§ **Your task**
How many lines below contain the word "Include"? Give only the number.

§ **Input**

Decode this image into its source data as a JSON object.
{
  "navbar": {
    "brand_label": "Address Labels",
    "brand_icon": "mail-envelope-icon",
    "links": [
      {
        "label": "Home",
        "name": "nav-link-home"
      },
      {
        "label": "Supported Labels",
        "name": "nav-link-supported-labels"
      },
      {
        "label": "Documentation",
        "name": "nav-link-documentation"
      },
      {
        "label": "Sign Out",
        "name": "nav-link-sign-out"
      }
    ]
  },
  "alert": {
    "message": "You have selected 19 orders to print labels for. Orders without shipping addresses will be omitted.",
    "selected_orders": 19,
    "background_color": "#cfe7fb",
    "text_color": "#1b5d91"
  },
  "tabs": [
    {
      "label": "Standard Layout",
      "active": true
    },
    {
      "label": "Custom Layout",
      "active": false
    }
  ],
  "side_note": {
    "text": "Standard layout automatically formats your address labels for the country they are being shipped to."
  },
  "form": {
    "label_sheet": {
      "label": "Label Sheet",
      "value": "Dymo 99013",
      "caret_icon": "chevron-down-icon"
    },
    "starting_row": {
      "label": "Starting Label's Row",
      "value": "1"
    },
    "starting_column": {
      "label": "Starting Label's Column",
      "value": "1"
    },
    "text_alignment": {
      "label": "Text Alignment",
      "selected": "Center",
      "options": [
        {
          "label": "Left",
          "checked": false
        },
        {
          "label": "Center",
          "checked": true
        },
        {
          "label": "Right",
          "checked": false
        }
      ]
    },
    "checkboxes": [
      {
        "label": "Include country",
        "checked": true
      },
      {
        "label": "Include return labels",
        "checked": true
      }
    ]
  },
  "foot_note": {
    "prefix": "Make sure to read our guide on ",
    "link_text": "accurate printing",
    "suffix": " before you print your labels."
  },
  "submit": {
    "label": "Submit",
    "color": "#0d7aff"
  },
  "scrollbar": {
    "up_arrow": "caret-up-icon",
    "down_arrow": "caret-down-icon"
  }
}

§ **Response below**
2